Two good resources, largely from the private sector that study phishing and provide a lot of relevant information about the activity are the Anti-Phishing Working Group and Artists Against 419. Besides goverment resources, there are private warriors out there dedicated to taking down phishing sites, also. The PIRT Phishing Incident Reporting and Termination Squad run by CastleCops, a site dedicated to computer and internet security, is a leader in this private effort to curb phishing. PIRT goes after phishing as it occurs in the “wild,” or on the Internet.
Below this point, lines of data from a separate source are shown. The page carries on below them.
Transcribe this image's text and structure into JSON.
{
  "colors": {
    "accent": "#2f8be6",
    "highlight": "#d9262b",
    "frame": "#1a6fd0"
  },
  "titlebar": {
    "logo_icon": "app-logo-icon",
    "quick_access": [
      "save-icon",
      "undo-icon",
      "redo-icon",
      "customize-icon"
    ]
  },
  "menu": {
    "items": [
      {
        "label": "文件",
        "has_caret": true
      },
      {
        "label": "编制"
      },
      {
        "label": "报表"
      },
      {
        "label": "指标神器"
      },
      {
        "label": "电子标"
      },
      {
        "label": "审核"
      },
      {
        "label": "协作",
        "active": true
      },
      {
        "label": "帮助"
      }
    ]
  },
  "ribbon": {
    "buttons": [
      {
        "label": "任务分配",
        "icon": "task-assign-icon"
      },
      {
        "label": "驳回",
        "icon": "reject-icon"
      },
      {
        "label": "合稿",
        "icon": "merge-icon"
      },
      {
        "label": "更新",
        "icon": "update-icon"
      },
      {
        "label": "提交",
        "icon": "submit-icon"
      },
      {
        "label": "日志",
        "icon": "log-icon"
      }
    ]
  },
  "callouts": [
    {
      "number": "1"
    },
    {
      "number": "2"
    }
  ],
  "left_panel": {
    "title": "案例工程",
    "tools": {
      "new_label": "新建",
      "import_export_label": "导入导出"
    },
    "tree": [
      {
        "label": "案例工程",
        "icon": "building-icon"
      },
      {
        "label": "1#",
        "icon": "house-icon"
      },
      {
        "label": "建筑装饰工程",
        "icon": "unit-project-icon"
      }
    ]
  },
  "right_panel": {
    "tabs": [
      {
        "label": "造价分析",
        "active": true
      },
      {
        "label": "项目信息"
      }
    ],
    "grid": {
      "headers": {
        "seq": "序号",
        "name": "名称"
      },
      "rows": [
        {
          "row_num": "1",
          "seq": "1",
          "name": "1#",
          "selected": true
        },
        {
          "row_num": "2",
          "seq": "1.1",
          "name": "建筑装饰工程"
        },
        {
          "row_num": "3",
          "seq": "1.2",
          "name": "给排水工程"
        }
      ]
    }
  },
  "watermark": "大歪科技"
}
Most of the information gathered by these groups is provided and used as intelligence by law enforcement resources. As a disclaimer, in this case, it is unknown what private resources might have contributed intelligence to this effort.
Law enforcement resources on a local, national and international level contributed to this latest series of arrests. Most experts agree that cybercrime has flourished in the past because of the inability of members of the “white side of the fence” to come together as a team. Sadly, the members of the “black side of the fence” have seemed to embrace teamwork and the result has been devastating, to say the least.
Last month, Attorney General Mukasey announced a “Law Enforcement Strategy to Combat International Organized Crime.” This strategy was developed to combat a growing threat to the stability of U.S. interests posed by organized crime groups.
DOJ press release, here.